## TASK DETAILS
Below are entries; count the lines among them that contain the word "email", and give only the count.

══ SUPPLIED INFORMATION

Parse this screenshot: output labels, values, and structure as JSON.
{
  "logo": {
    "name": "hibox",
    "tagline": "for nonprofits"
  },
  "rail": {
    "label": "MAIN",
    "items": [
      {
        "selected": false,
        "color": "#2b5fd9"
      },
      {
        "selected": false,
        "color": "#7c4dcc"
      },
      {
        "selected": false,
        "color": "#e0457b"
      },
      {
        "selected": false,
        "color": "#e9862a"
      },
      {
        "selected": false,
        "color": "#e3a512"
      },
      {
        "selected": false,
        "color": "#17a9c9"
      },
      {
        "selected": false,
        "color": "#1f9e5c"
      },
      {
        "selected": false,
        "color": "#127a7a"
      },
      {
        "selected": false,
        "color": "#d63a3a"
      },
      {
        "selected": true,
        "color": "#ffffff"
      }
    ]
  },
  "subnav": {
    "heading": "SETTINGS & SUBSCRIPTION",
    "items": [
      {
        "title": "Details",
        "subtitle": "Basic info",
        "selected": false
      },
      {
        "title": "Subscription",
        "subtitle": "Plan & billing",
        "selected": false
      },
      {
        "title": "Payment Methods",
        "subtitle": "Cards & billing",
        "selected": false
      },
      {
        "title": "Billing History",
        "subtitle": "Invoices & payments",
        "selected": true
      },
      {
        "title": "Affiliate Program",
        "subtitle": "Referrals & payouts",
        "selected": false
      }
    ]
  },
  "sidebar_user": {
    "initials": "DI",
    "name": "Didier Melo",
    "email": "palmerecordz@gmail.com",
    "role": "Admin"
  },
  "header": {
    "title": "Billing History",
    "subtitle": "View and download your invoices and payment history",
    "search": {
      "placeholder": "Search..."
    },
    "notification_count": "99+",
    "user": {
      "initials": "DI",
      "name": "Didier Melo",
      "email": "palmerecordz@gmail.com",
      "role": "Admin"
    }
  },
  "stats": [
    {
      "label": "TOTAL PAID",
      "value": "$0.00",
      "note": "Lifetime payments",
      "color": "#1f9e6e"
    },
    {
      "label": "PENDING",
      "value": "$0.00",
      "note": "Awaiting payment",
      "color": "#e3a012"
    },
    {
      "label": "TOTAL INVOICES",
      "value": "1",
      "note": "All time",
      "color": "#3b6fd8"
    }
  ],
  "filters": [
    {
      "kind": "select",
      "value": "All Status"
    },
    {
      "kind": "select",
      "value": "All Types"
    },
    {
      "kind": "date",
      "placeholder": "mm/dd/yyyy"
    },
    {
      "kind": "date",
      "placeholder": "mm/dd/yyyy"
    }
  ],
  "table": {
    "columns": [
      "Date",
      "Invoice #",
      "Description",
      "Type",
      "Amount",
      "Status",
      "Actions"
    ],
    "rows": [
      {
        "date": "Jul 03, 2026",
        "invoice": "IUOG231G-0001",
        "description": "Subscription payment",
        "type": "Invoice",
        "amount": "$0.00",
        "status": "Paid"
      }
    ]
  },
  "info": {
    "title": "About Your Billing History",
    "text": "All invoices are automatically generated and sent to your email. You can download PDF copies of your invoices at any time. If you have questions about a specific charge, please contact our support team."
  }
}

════

## TASK ANSWER
3